Normally, parish councils only make it into the news when a village stalwart finally decides to retire after having been a councillor for the last 49 years, or as a means of adding comic value to stories of petty bureaucracy by so-called jobsworths. So it was heartening over the weekend to see two stories that were a break from the norm.
On Saturday, Geoffrey Lean in the Daily Telegraph wrote about the forthcoming National Planning Policy Framework – due to be published later this month – that will set out the Government’s official guidance on how local councils should consider planning applications.
Planning related matters must surely be at the top of any list of issues that will cause a community to collectively rise up in objection. Whether it’s next door’s extension or the line of route of the proposed High Speed 2 railway, almost everyone has an opinion on their neighbourhood and what it should look like. The difficulty for the planning regime is that local opinions are invariably that things should just be left exactly as they currently are, a premise which is both impossible and impractical to anybody who thinks about these things for more than a fleeting moment.
Although they aren’t the Local Planning Authority (and therefore not directly responsible for planning matters), parish councils spend an awful lot of time on planning issues, either responding to consultations on individual applications and local planning policies, or because they will invariably be at (or near) the forefront of local campaigns against new development of one sort or another.
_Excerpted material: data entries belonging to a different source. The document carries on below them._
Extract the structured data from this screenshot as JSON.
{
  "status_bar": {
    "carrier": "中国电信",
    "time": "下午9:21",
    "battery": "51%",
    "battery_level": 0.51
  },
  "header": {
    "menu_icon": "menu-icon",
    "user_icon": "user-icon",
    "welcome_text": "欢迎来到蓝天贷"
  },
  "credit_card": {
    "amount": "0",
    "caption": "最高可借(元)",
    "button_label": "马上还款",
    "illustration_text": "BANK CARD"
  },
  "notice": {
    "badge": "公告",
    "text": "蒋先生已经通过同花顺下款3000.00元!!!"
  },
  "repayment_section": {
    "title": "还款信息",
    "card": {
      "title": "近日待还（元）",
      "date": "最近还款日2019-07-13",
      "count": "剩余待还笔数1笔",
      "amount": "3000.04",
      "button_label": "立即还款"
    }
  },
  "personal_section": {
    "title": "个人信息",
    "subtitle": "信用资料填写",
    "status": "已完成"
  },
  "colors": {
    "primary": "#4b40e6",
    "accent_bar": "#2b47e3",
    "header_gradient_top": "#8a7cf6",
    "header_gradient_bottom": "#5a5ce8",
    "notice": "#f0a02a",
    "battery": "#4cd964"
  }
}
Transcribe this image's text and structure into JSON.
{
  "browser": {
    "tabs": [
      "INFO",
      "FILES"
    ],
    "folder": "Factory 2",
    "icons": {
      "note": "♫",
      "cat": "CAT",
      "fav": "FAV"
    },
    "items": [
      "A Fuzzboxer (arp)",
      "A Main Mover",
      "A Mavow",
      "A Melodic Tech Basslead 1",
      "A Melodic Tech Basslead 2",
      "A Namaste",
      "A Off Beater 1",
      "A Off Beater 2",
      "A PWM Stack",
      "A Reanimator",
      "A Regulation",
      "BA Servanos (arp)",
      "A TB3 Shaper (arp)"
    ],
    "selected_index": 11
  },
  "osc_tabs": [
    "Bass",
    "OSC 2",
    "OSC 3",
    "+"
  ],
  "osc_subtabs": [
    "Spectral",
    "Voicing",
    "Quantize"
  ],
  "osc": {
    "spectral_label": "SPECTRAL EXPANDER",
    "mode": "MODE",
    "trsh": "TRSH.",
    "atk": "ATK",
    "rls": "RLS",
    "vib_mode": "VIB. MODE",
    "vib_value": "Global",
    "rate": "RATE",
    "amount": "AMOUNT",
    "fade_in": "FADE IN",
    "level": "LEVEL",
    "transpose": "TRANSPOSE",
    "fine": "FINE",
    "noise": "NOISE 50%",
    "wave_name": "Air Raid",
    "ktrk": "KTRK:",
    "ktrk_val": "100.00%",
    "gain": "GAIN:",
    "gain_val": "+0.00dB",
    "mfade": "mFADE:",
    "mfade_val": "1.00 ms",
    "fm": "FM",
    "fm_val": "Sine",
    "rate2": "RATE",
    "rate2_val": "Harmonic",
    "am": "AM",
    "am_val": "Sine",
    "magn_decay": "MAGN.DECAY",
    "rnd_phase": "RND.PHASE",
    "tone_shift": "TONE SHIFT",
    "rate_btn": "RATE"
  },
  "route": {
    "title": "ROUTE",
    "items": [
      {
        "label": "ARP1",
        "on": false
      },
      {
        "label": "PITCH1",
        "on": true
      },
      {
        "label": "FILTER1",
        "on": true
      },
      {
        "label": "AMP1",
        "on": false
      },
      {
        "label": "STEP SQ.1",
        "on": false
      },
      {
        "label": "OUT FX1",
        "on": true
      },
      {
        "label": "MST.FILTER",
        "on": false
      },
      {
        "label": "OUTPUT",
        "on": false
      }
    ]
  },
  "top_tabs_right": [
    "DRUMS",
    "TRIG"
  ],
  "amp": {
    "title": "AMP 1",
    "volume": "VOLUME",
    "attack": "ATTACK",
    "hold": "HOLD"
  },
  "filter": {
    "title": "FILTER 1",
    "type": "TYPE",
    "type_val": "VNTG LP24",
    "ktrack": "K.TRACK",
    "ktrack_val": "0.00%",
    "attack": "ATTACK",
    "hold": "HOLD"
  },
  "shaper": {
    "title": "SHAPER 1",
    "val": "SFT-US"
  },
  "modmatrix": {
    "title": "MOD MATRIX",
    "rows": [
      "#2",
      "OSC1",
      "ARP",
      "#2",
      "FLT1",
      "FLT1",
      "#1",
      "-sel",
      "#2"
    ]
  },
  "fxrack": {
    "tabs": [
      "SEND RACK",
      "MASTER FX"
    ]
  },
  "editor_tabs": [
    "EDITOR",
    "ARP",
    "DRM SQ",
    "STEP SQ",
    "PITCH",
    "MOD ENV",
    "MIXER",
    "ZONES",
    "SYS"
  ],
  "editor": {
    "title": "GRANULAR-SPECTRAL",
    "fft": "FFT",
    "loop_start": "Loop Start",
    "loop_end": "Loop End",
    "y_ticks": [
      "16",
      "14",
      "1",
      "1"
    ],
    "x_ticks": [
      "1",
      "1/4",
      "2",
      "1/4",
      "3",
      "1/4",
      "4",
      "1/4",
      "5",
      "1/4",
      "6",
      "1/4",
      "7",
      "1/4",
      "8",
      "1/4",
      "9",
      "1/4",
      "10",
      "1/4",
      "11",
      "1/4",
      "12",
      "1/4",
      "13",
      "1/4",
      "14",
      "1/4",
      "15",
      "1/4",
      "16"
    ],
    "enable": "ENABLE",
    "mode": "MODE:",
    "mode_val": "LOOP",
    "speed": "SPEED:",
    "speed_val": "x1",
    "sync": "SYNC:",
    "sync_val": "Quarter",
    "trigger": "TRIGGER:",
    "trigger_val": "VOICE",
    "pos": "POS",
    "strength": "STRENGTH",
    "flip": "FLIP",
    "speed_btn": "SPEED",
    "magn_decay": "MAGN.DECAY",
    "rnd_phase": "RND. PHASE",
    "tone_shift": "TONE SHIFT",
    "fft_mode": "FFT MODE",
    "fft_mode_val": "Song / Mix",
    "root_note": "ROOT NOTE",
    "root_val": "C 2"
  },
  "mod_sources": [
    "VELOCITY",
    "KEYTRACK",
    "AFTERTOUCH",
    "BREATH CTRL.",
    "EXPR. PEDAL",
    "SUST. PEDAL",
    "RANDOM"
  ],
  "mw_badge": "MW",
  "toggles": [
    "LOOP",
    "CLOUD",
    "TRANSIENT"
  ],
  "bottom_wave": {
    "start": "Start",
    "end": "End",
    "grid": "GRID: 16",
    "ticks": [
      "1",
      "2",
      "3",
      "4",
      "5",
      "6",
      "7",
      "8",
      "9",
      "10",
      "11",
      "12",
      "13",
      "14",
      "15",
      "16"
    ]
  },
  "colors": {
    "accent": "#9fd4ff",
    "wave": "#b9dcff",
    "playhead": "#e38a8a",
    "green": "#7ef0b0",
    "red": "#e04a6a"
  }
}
The 'talk' from the Government since it got elected in May last year is that local communities are to be given more say in deciding on planning applications within their community. But this is only half true: the Localism Bill currently going through Parliament will give communities more scope to support applications that would otherwise not be granted, but communities will not be empowered to reject planning applications that the borough council wants to approve.
Perhaps there really are villages up and down the country full of residents that are desperate for more houses, shops and industrial units that the council don't want to give permission for. But forgive me if I doubt that to really be the case!
What concerns me more - and touched on in the Geoffrey Lean article - is proposals for planning authorities to be able to formally take into account financial incentives in granting planning permission. At the moment, developers can agree a financial contribution to the local council to help offset the impact of planning permission being granted. Typically, this could be the cost of building a children's play area on a new housing estate, or paying for a local bus service where one did not currently exist.
The significant change that is proposed by the Government now is that the amount of money a developer is prepared to pay to the council can be a material consideration in deciding whether to grant planning permission or not. And it doesn't require too much of a stretch of the imagination to see that a large enough amount of money will always be able to outweigh the negative impact of planning permission. In other words, if enough money is offered up by way of incentive, then the local council will have very little option but to approve the planning application. I'm currently waiting for someone to explain to me the difference between this and what's commonly considered to be bribery.
For whilst this change won't be of great benefit for somebody trying to get permission for a ground floor extension to their house, developers of wind farms (amongst many others) must at this very moment be calculating exactly how much "financial incentive" is needed to reach the tipping point to guarantee them planning approval.
If this has an indirect impact on parish councils, then David Cameron's plans to give them "sweeping powers" to run local neighbourhoods (including licensing pubs and controlling parking) could genuinely be transformational. Patrick Hennessy trailed this in the Sunday Telegraph ahead of Cameron's launch of his Open Spaces White Paper today.
I've not read the White Paper yet and so shall save my comments for another time, but I am supportive of anything that genuinely devolves responsibility down to communities, and that recognises that the most democratic and accountable body that can oversee these responsibilities within a village is the local parish council.
I am convinced that parish councils have the unfortunate reputation that they (largely) do have because people struggle to see how they are relevant to their everyday lives. But by placing the parish council at the centre of village life - and giving it real and meaningful responsibilities - the public should engage with it more, leading to more people wanting to be parish councillors because they'll see a reason in wanting to be one. This should lead to finally having contested elections, and the improved accountability and legitimacy that parish councillors gain as a result of this.
I'll blog more on the Open Public Services White Paper over the coming days and weeks, but in the meantime if this post has interested you enough to read some more, then take a look at the proposals yourself here:And look out for (hopefully!) many more newspaper stories featuring your local parish council delivering important and worthwhile public services.
Arts Council has backed Birmingham’s diversity and emerging leaders - These remain difficult days for the arts nationally but, as the Chamberlain Files has often reflected, these are particularly challenging times for the sec...
12 hours ago